--- START ---

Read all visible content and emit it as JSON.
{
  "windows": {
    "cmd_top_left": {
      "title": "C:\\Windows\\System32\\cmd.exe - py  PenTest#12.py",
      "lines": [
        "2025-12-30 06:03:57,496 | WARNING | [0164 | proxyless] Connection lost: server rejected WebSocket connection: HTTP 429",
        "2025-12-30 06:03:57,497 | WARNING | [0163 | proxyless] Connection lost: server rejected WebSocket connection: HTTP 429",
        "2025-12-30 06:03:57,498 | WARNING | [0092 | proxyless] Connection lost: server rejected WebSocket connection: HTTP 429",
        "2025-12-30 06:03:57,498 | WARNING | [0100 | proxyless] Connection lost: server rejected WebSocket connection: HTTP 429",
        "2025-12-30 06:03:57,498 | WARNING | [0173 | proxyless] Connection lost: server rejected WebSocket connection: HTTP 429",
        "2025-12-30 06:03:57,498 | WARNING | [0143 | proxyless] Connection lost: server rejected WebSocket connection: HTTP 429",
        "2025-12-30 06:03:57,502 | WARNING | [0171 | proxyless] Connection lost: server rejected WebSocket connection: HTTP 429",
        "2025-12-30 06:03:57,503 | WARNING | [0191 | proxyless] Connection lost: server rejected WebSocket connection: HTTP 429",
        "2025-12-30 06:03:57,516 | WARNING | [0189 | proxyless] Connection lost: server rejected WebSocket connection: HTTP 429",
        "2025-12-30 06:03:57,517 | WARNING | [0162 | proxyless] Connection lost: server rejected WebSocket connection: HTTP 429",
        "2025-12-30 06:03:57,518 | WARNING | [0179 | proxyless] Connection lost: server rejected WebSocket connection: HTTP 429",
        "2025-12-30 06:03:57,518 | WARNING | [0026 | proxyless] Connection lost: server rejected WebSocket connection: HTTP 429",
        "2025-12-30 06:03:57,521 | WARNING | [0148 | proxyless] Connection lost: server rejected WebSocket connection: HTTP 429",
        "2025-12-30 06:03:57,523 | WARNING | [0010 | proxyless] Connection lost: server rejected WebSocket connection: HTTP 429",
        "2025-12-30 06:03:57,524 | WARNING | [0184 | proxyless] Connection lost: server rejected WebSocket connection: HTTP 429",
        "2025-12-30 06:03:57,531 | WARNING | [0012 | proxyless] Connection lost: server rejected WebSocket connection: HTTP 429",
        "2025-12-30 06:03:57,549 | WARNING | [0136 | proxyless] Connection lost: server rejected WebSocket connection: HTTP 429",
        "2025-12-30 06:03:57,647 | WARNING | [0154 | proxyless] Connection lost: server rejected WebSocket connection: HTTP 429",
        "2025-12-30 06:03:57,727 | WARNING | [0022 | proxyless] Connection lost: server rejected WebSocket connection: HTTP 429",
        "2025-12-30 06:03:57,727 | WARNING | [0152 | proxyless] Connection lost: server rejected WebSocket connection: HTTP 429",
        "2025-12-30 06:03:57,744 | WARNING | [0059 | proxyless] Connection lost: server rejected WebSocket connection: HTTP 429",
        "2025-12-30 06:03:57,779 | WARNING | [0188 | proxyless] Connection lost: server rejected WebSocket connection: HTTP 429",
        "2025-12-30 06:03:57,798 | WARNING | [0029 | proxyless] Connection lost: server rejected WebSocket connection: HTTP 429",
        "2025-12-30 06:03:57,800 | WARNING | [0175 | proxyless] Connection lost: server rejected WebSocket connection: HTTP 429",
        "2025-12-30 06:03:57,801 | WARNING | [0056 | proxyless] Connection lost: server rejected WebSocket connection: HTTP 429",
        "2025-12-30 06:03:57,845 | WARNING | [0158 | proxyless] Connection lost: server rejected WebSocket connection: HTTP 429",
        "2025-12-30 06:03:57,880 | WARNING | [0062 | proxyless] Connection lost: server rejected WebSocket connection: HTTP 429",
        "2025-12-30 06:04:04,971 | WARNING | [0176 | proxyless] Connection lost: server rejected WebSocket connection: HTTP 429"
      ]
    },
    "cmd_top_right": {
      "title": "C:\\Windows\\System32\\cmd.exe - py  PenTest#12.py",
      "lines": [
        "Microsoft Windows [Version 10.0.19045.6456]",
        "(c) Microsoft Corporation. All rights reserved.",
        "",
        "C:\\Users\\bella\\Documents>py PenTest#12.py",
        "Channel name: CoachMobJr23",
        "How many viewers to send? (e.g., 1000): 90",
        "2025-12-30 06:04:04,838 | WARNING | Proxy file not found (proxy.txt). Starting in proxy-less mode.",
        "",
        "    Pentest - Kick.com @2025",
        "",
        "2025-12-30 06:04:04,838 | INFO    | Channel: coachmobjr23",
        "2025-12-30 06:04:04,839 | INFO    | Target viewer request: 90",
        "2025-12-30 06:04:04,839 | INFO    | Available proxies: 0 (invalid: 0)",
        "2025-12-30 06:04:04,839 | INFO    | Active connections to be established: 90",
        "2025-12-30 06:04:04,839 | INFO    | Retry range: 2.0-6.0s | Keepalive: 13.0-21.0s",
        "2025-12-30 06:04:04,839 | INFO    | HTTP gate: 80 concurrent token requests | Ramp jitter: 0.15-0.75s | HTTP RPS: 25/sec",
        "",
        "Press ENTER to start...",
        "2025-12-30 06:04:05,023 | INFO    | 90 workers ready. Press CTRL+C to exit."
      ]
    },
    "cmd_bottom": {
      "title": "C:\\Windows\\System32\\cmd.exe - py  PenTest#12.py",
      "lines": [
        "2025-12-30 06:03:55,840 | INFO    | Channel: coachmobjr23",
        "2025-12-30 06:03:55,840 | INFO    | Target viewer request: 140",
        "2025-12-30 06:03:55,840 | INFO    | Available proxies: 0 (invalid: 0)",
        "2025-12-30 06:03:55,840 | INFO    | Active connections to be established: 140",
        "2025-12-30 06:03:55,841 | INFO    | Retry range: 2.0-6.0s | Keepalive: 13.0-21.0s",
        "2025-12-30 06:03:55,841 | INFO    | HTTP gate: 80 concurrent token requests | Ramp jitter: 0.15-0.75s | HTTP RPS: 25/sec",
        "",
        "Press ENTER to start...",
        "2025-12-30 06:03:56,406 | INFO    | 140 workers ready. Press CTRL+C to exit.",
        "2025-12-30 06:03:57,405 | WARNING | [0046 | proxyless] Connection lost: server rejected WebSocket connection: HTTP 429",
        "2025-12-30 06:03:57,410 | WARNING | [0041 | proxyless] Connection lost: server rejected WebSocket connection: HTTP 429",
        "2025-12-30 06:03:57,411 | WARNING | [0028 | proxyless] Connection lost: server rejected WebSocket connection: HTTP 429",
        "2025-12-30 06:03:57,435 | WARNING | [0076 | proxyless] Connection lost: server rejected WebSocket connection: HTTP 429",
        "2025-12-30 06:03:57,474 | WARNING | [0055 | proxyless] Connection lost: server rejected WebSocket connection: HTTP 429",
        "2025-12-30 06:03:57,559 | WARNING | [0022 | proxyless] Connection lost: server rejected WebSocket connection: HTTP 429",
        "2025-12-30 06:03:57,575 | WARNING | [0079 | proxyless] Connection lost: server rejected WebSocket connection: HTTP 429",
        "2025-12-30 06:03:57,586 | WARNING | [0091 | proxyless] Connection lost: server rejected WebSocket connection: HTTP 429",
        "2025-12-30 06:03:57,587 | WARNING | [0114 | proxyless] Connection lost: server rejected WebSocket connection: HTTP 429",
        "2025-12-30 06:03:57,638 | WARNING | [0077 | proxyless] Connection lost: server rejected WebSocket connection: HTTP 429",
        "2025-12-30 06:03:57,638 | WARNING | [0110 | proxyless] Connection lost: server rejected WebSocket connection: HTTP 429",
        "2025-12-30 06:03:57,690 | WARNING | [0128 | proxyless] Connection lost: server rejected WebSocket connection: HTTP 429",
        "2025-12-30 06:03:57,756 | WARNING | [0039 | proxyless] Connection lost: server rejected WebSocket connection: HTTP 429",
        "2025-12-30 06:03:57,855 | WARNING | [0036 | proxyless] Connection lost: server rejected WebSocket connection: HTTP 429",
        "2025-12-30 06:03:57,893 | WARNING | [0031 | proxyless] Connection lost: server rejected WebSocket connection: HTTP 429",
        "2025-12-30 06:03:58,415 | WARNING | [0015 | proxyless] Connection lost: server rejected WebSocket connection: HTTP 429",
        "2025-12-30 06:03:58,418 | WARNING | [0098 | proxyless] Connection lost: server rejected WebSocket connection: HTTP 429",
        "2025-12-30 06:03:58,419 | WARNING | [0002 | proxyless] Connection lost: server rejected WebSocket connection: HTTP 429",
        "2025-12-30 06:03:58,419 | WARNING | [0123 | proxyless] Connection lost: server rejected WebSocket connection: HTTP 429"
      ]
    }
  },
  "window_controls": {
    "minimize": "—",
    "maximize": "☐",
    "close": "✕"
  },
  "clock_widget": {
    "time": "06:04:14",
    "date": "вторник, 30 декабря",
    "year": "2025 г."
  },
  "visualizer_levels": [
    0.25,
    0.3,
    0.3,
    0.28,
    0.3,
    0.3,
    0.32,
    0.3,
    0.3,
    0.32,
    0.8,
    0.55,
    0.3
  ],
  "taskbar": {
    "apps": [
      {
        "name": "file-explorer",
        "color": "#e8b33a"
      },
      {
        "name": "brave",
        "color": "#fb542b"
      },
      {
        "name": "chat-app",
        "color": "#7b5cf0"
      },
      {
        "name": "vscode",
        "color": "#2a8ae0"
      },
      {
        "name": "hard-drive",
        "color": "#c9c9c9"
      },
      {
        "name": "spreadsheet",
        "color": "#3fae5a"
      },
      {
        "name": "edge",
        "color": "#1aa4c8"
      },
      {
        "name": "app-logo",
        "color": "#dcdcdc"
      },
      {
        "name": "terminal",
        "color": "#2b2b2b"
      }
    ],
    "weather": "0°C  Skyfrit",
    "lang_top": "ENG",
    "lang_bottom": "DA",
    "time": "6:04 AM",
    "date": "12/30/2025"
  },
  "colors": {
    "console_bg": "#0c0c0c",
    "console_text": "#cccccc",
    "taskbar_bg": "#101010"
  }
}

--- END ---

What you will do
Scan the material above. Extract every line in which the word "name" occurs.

Solved problem
        "Channel name: CoachMobJr23",
        "name": "file-explorer",
        "name": "brave",
        "name": "chat-app",
        "name": "vscode",
        "name": "hard-drive",
        "name": "spreadsheet",
        "name": "edge",
        "name": "app-logo",
        "name": "terminal",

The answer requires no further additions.